Also noteworthy is the moving around of money in the accounting process, from the company's legal disputes reserve fund. €20 million of this was moved into profits, leaving €6.8 million for legal fees. The company said early this year it had won several lawsuit cases, without divulging what these were.
Thus without the moving of the legal funds into the profit category, losses would have been around €17 million in 2018 (i.e. €3 million minus the c. €20 million legal fund).
Latvian media coverage of Air Baltic
In summer, Latvian daily, quite literally, Diena, said that Air Baltic had made losses of €30 million in Q1 2019. The company said that it did not publish quarterly reports, but neither confirmed or denied the allegations, instead quietly publishing its half-year report some time in August or September.
The latter quoted the figure of €26.6 million losses noted above, from €15.5 million in the previous year, even though revenue had risen from €182.7 million to €219.5 million y-o-y over the same period.
This need not equate to a loss of over €50 million for the year, due to the seasonal nature of the airline industry making summer the most profitable time. Since the first-half report for 2019 naturally only ran to the end of June, a large chunk of summer figures are still to be reported.
Air Baltic CEO Martin Gauss also told ERR Thursday that changes in accounting standards, from Latvian ones to international standards, had been a factor in the changing figures from 2017 and 2018.
Gauss would not comment on loss predictions for 2019 as a whole, but said the company aimed for turnover in the region of half a billion euros for the year.
Regional Jet CEO's comment
The losses reported so far compare with Estonian state-owned carrier Nordica, which has also made losses, but of €5.4 million for 2018, and Subsidiary Regional Jet projects profits of €3.5 million for 2019.
Nordica has however has cut most of its international connections from Tallinn Airport, though it is also involved in operating domestic routes in Sweden, together with subsidiary Regional Je
Regional Jet CEO Jan Palmér, a champion of the outsourcing business model which involves his company "wet-leasing" planes and flight crews (the latter often picked up from recruitment agencies) to client airlines like SAS, told journalists Wednesday that Air Baltic should have long since ceased operations, despite its importance for Latvian prestige and not withstanding state support. Palmér oversaw the liquidation of Estonian state carrier Estonian Air in late 2015, which had been found guilty of infringing EU regulations in its state support, prior to Palmér's tenure, and which it was unable to pay back.
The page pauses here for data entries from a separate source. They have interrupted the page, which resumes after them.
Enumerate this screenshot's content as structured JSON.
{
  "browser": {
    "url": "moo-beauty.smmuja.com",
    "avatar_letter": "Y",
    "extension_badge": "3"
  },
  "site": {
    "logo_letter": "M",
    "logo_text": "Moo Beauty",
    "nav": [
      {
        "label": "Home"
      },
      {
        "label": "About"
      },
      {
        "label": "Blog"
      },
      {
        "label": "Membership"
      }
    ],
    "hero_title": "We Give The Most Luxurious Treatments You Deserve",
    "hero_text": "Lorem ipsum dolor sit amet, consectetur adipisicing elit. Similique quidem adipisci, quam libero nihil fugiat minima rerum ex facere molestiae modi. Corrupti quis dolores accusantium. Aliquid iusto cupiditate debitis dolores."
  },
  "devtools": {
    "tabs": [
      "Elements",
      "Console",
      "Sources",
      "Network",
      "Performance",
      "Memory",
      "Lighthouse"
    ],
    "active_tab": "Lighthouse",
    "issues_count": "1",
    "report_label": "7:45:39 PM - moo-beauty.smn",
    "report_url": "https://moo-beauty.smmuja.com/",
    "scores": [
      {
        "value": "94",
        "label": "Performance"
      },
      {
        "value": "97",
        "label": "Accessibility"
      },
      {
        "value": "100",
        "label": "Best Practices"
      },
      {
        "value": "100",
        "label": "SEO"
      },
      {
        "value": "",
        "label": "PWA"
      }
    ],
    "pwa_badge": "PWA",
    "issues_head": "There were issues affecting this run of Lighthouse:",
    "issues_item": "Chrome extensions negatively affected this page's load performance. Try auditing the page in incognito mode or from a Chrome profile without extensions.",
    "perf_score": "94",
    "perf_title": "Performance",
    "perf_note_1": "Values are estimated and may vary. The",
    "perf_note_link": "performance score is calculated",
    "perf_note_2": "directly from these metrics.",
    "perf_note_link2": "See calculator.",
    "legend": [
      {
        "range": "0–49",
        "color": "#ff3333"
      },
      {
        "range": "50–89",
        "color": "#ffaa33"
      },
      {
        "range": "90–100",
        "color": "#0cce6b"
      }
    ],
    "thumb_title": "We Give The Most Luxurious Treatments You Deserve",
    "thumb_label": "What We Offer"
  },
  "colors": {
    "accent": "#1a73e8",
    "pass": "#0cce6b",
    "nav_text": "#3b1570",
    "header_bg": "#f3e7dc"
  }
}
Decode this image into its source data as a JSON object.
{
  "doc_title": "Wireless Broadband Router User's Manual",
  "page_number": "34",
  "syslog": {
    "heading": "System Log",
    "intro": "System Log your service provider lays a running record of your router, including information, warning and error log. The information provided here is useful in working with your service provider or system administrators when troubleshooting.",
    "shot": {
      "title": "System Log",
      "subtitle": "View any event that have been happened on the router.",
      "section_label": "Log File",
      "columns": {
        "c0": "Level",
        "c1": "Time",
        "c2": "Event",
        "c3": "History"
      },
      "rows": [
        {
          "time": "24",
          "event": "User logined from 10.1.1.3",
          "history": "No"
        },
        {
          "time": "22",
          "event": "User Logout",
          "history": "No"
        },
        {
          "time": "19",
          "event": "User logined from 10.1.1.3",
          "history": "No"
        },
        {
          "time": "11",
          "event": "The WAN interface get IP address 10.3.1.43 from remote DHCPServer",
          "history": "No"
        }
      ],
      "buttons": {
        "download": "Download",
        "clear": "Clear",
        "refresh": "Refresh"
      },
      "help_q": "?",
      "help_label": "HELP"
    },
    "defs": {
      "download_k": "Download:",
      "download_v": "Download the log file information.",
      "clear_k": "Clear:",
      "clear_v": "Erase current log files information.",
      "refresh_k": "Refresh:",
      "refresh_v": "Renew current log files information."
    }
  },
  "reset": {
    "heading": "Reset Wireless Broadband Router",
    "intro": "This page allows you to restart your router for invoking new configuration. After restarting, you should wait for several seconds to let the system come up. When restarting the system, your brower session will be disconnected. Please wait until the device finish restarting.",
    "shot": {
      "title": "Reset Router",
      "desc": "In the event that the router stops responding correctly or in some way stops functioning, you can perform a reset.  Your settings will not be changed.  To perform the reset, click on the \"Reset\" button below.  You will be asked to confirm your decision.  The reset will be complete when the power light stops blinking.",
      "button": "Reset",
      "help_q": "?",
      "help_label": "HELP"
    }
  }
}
"The Latvian state has poured huge amounts of money into [Air Baltic]," said Palmér, who believes smaller, independent ticket-selling airlines will soon be a thing of the past.
"They have a different logic. They want flight connections to attract investor," he added, noting that it was in Air Baltic's interest that both Nordica and former Lithuanian carrier FlyLAL exit the market (which the latter did 10 years ago).
One possible reason for the continued support of the loss-maker by the Latvian government is to retain Riga's position as the major hub and investment target in the three Baltic states, which necessitates regular and direct links.
If the information on its own website is accurate, Air Baltic runs just under 40 aircraft, of four different models.
It also said it aims to order 30 more Airbus A220-300 aircraft in a €4.8 billion-deal which would give it an option for a further 30 airbuses, with a view to switching solely to that model of plane in future.
Air Baltic serves a total of 70 destinations, 12 direct from Tallinn Airport and half that number from Vilnius. The Latvian state owns an 80 percent stake, with the remainder held by Aircraft Leasing 1 SIA, owned by Danish businessman Lars Thuesen.
Editor: Andrew Whyte